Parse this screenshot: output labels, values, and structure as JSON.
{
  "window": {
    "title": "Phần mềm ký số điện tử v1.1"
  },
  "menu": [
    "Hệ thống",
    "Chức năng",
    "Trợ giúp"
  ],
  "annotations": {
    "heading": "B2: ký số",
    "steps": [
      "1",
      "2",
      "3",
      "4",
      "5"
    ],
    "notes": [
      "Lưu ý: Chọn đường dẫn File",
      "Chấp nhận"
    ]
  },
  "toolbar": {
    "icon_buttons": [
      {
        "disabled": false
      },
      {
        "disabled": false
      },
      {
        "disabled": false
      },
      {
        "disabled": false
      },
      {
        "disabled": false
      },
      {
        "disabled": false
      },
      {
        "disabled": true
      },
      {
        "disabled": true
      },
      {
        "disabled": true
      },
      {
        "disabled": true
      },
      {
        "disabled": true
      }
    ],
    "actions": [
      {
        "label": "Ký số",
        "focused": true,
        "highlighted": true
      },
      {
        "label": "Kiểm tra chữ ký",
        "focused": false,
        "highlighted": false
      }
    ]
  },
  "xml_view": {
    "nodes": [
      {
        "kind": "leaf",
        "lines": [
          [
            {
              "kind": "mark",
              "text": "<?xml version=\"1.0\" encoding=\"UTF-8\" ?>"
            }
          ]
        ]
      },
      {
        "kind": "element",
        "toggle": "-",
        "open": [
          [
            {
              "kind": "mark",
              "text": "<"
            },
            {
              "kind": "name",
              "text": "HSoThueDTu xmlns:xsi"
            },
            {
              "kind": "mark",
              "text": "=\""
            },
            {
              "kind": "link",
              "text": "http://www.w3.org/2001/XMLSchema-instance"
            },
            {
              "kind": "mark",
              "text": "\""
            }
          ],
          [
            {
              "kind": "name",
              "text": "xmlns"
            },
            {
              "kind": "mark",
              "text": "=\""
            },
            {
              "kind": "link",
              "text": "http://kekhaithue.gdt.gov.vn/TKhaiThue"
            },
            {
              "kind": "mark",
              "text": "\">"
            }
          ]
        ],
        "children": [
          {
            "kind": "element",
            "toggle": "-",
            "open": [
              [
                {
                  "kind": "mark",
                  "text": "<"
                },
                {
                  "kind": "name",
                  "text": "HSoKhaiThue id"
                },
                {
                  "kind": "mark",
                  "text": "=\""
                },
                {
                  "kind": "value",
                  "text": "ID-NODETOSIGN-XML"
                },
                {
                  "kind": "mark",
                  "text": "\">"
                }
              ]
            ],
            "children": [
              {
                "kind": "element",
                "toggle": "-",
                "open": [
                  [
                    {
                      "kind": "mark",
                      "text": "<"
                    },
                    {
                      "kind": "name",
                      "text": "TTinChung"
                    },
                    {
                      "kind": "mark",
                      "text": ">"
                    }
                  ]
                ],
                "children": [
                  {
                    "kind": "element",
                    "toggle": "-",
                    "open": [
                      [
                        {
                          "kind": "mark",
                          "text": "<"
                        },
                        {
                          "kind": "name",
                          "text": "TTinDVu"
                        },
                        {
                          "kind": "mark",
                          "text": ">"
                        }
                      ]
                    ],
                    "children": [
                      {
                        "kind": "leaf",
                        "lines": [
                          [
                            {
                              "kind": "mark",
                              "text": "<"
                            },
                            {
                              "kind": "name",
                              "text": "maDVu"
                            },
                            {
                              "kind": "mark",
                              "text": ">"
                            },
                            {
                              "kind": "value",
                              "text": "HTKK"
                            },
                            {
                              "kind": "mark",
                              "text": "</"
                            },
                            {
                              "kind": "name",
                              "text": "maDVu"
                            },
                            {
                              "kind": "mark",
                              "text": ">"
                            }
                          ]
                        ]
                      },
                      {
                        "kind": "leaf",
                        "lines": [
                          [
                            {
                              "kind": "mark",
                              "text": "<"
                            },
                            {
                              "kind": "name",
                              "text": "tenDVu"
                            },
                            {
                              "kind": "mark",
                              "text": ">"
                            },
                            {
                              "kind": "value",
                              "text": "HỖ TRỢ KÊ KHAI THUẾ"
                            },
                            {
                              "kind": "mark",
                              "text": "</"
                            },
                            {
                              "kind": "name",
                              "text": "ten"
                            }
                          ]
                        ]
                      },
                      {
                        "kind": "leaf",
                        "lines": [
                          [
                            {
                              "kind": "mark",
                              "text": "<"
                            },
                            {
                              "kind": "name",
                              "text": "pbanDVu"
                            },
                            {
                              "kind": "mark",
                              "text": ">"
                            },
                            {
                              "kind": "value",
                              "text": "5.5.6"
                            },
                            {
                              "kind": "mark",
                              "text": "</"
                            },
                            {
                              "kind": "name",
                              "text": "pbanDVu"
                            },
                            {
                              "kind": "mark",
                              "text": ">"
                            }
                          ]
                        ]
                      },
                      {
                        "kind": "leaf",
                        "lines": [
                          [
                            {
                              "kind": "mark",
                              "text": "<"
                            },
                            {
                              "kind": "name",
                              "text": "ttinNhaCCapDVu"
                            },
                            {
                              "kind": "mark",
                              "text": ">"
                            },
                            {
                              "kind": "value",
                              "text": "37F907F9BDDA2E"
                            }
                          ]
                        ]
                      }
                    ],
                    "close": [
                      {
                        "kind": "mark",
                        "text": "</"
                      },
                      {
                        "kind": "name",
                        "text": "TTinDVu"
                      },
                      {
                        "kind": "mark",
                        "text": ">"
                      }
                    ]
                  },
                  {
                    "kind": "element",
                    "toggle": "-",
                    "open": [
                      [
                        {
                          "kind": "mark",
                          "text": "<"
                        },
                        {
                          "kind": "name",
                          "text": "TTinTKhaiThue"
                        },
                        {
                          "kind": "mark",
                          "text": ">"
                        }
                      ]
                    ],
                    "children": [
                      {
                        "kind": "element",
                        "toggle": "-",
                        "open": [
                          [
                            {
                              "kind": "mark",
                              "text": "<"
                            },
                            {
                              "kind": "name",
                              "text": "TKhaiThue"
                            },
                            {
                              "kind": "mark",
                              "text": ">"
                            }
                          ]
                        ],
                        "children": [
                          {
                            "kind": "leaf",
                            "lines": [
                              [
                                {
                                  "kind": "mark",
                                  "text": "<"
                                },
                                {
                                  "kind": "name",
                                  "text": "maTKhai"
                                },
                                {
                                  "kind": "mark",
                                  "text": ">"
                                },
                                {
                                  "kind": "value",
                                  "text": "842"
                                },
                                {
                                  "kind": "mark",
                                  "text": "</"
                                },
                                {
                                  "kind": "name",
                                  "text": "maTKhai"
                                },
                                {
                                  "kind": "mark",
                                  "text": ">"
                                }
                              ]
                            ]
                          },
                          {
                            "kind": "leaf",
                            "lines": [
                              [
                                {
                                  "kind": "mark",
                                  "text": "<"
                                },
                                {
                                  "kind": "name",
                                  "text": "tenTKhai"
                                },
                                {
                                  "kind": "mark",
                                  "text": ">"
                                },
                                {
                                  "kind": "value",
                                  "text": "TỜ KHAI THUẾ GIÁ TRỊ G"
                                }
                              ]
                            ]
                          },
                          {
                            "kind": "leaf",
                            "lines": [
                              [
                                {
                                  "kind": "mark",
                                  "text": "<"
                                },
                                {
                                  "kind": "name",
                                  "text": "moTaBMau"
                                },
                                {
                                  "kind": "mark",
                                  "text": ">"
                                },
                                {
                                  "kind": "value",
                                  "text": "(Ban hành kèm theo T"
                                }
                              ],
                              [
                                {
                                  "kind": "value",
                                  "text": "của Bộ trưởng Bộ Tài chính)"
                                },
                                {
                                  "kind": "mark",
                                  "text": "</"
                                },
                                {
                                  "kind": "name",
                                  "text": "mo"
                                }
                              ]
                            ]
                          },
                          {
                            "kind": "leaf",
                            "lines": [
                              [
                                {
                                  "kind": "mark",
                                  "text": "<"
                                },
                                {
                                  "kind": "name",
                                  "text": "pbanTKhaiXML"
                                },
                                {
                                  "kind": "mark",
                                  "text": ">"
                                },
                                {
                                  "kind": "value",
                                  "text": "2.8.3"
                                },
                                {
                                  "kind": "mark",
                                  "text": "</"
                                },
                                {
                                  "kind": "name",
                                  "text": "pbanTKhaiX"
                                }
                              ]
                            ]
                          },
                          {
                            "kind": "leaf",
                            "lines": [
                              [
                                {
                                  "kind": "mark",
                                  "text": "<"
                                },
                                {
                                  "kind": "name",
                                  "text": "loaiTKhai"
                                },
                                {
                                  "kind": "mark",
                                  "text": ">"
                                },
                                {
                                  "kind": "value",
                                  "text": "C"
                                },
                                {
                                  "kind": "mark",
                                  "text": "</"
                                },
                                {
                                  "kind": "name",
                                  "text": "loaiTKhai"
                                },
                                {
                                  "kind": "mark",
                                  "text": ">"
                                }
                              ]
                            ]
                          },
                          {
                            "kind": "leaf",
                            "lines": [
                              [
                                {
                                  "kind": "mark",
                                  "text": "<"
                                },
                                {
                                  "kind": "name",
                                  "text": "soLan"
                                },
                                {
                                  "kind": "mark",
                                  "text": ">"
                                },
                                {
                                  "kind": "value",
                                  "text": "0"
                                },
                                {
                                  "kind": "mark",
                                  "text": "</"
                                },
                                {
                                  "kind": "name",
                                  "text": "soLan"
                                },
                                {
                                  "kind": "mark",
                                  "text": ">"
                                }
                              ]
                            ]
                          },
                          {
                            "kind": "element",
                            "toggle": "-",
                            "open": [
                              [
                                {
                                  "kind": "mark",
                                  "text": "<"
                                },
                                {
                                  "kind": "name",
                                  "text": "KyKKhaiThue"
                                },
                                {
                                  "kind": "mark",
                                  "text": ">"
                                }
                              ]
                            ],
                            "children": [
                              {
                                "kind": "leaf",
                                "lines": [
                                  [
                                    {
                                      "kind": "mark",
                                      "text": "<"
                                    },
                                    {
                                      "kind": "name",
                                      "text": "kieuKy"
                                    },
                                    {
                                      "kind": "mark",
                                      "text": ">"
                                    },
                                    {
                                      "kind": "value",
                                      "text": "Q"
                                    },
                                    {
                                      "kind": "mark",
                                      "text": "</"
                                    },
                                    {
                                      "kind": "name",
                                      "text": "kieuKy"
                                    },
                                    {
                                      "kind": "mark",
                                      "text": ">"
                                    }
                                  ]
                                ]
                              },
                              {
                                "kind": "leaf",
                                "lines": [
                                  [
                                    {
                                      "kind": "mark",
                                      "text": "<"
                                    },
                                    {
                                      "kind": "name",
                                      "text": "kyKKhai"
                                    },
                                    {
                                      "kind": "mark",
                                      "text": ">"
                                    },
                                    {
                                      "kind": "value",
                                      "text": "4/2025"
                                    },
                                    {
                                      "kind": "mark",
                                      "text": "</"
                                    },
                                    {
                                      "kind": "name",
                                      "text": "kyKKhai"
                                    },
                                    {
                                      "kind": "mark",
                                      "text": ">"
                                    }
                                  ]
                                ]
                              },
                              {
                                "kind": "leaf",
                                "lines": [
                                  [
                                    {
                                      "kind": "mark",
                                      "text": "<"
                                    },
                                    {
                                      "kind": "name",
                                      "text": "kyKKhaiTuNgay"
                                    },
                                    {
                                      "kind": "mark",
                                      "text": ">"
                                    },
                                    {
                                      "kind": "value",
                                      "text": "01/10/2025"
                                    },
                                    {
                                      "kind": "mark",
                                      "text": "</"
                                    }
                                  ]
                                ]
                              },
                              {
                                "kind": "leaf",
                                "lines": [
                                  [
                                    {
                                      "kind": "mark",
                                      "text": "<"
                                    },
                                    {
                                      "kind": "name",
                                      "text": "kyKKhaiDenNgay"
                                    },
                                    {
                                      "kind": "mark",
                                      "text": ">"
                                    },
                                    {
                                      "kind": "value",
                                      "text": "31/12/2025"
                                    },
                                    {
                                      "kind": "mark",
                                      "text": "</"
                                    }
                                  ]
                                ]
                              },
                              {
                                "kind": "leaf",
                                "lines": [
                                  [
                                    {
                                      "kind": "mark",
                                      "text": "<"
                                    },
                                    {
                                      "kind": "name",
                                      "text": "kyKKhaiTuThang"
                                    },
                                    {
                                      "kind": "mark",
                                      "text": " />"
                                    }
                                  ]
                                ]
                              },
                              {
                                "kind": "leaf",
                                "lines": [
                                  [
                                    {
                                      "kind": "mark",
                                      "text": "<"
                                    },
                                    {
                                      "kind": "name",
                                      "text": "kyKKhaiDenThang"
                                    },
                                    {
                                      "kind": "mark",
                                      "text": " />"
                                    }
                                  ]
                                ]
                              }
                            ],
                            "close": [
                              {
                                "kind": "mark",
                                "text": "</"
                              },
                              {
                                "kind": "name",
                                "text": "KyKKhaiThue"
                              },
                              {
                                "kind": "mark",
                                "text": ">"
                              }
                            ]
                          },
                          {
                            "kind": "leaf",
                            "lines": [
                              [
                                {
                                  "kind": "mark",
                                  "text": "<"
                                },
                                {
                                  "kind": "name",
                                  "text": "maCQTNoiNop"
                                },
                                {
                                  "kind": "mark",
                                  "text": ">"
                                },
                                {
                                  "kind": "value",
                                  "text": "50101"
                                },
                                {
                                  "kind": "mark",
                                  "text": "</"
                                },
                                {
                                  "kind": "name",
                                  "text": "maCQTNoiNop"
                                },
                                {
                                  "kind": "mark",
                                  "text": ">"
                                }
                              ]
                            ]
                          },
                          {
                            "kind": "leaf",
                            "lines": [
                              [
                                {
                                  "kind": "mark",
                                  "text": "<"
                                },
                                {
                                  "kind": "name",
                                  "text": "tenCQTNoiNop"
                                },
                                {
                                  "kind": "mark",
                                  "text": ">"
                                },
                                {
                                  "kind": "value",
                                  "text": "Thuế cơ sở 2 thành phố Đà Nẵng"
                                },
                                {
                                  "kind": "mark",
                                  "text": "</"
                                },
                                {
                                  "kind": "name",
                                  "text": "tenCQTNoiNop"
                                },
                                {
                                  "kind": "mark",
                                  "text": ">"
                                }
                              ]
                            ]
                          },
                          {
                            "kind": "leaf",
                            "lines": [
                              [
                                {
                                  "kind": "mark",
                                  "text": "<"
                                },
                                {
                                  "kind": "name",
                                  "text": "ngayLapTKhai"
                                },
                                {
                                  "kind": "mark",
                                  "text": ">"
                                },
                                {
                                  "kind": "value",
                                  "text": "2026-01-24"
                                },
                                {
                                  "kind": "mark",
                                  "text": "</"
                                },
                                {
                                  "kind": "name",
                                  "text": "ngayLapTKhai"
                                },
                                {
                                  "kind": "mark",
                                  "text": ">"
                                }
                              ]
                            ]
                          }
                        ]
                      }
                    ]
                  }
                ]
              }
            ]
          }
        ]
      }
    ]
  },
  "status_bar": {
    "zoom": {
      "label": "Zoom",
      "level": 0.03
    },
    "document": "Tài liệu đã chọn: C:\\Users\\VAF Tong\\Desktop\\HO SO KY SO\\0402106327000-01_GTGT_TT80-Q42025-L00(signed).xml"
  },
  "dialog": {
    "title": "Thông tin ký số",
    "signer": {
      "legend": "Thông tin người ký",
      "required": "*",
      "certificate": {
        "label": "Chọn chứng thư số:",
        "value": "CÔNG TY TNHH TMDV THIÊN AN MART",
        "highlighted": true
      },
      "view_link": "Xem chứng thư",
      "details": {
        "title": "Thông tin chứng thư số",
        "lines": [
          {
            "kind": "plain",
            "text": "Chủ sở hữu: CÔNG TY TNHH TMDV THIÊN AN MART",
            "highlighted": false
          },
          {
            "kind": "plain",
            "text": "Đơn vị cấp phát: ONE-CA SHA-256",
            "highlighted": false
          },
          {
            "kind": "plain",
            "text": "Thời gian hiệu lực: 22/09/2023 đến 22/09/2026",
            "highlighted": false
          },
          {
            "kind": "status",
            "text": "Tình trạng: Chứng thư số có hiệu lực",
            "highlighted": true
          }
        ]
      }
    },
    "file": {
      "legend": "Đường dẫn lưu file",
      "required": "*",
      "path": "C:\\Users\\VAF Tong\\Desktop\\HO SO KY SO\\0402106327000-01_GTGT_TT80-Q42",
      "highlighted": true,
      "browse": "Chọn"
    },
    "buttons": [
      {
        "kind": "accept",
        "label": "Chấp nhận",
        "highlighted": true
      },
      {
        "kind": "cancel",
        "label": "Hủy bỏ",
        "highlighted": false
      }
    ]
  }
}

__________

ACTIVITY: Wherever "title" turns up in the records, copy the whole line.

WRITTEN ANSWER:
    "title": "Phần mềm ký số điện tử v1.1"
    "title": "Thông tin ký số",
        "title": "Thông tin chứng thư số",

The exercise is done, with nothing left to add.